- **WHAT YOU HAVE TO DO**: Search the records below for the word "efefef", then return every line where it appears.

- **DATA RECORDS**:
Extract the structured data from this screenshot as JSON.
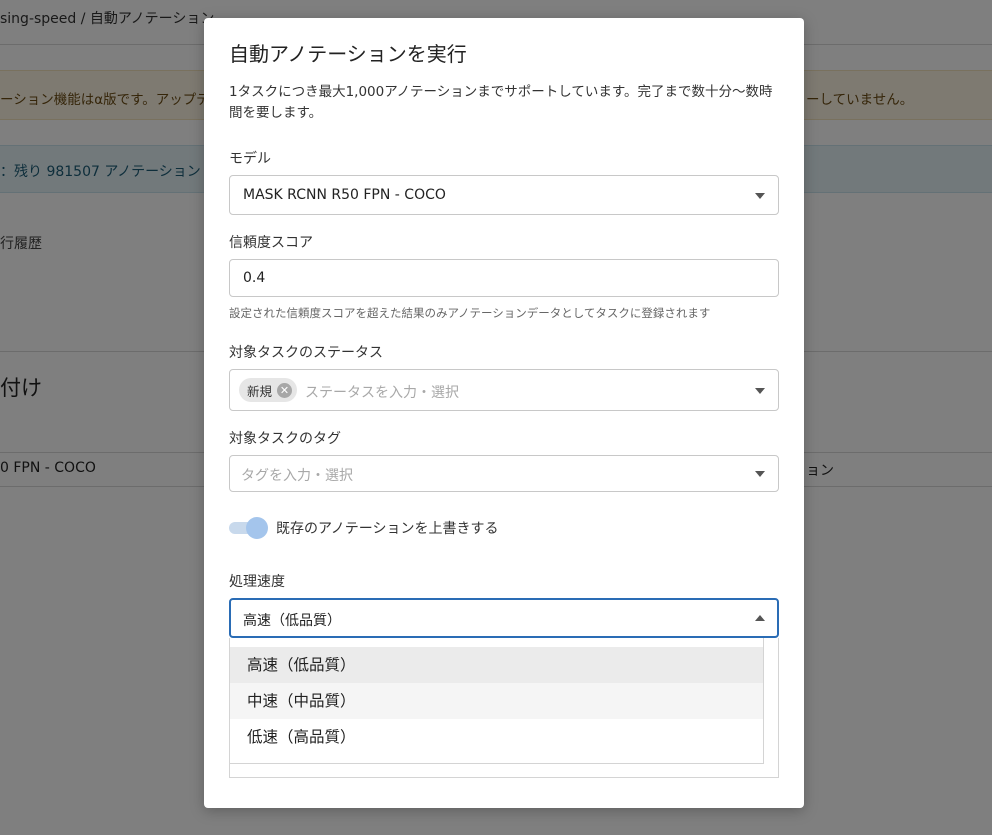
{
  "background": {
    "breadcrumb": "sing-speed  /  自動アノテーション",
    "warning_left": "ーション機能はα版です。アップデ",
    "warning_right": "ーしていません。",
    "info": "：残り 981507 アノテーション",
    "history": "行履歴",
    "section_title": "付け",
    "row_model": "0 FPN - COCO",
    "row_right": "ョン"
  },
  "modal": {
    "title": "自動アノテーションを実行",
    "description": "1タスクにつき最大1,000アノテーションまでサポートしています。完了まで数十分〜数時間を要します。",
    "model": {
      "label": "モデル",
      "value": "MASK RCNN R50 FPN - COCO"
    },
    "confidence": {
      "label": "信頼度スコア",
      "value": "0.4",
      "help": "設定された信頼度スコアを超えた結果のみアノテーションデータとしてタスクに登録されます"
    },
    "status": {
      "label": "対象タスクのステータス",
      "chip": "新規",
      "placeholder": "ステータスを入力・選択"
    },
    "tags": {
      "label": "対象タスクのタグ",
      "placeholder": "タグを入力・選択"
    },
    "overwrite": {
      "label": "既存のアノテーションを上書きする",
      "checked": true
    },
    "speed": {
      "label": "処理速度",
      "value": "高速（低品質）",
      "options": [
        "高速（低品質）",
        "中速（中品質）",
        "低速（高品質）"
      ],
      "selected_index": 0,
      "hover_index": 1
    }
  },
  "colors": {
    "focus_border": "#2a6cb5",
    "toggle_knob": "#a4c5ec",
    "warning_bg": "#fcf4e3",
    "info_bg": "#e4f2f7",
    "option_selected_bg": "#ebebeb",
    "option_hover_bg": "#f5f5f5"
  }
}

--

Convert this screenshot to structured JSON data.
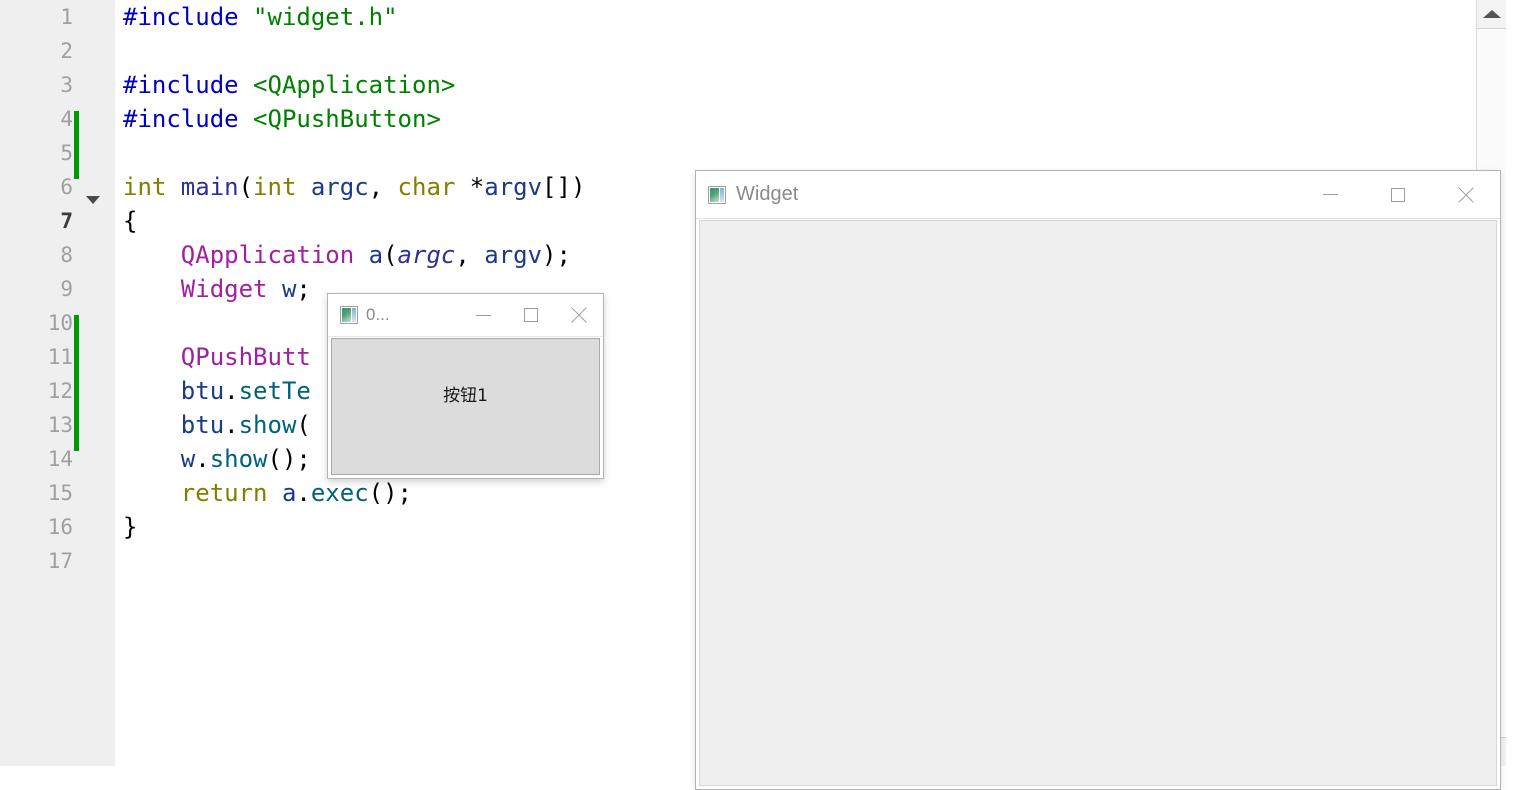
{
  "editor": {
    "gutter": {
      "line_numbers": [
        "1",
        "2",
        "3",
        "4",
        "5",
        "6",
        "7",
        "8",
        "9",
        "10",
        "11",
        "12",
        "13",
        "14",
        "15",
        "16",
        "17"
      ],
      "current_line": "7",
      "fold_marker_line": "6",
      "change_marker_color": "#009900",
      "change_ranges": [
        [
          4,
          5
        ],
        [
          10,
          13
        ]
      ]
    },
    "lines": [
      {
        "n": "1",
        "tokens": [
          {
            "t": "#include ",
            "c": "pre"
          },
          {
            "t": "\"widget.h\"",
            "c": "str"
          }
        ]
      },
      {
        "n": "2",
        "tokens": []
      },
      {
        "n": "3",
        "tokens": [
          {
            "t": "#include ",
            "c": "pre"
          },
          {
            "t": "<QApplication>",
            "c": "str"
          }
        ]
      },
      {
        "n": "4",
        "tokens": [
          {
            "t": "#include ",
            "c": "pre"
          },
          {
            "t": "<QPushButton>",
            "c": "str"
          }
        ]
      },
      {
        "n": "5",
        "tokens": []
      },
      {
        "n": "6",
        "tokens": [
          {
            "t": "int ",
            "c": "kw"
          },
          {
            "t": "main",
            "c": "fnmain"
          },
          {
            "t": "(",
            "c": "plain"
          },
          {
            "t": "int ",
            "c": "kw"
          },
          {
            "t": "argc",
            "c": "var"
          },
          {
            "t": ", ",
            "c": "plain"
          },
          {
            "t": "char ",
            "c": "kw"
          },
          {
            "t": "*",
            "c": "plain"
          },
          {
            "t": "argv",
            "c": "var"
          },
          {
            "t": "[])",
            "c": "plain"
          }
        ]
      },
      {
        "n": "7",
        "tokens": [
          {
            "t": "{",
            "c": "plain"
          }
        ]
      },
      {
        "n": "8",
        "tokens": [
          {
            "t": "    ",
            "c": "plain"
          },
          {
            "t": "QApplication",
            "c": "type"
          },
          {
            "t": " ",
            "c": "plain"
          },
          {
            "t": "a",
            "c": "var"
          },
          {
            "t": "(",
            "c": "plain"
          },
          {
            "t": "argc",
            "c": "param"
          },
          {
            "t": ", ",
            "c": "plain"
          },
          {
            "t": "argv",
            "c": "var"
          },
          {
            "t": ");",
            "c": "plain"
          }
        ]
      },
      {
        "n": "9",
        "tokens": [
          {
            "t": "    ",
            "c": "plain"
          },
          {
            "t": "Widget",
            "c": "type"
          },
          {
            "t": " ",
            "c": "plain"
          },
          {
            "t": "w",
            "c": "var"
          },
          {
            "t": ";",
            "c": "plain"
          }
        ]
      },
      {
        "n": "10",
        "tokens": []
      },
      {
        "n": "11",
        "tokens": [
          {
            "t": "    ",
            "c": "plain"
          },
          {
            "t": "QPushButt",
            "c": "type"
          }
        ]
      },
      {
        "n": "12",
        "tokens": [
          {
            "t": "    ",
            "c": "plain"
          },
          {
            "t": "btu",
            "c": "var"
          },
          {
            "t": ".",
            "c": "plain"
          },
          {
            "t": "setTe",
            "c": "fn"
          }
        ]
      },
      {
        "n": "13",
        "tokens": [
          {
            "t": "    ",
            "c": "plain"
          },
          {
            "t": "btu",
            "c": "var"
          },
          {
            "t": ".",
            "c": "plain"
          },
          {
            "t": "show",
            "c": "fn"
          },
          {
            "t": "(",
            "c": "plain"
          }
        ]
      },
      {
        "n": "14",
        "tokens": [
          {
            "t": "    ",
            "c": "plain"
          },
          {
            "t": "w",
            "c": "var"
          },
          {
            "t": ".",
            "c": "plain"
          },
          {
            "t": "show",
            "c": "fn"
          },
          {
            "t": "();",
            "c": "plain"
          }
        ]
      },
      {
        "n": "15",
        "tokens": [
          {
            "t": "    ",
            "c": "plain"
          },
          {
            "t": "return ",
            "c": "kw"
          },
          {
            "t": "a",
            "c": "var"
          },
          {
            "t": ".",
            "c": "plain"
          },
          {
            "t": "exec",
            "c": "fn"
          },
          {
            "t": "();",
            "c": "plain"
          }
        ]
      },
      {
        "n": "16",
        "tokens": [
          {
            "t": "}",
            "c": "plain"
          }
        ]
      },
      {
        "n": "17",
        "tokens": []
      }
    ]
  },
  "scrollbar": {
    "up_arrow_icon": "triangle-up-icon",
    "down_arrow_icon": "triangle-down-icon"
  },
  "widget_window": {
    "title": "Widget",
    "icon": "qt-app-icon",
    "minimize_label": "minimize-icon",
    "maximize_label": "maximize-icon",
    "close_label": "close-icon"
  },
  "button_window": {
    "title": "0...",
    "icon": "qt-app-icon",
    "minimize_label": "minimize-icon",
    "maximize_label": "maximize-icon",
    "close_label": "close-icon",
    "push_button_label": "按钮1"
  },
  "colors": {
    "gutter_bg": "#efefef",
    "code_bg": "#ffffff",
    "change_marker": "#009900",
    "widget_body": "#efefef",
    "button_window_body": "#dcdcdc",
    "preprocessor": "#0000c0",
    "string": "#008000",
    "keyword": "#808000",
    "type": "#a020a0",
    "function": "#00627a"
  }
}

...

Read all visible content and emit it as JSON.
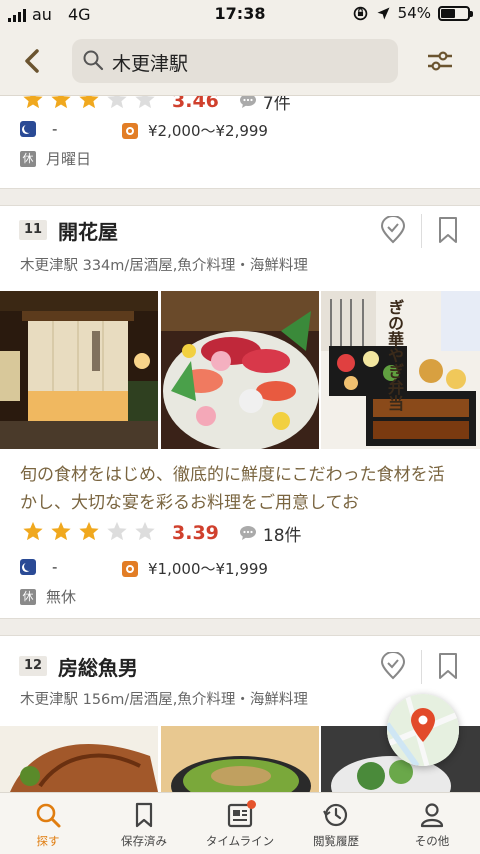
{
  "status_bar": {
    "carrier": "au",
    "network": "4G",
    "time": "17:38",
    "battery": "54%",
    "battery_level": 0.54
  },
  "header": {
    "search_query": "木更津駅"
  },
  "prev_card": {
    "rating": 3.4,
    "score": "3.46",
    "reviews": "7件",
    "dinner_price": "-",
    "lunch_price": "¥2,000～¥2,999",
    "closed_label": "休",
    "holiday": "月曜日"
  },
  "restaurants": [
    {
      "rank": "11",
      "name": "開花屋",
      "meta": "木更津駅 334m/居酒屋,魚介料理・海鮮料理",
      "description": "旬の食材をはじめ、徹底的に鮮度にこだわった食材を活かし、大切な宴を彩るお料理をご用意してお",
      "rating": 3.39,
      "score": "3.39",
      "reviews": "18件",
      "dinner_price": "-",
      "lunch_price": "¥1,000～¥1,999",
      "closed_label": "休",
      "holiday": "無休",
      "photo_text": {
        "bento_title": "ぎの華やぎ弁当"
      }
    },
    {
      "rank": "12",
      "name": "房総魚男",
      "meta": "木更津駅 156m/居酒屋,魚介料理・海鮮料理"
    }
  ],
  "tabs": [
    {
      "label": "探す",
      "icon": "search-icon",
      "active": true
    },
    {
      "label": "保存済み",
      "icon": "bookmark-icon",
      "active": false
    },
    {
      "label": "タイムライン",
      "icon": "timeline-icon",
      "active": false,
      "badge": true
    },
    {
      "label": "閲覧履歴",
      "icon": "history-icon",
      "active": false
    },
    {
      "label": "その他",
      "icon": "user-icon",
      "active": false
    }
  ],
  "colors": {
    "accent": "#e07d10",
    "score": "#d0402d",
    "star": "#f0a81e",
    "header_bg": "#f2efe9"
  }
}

- **SOLUTION TO THE EXERCISE**:
    "gutter_bg": "#efefef",
    "widget_body": "#efefef",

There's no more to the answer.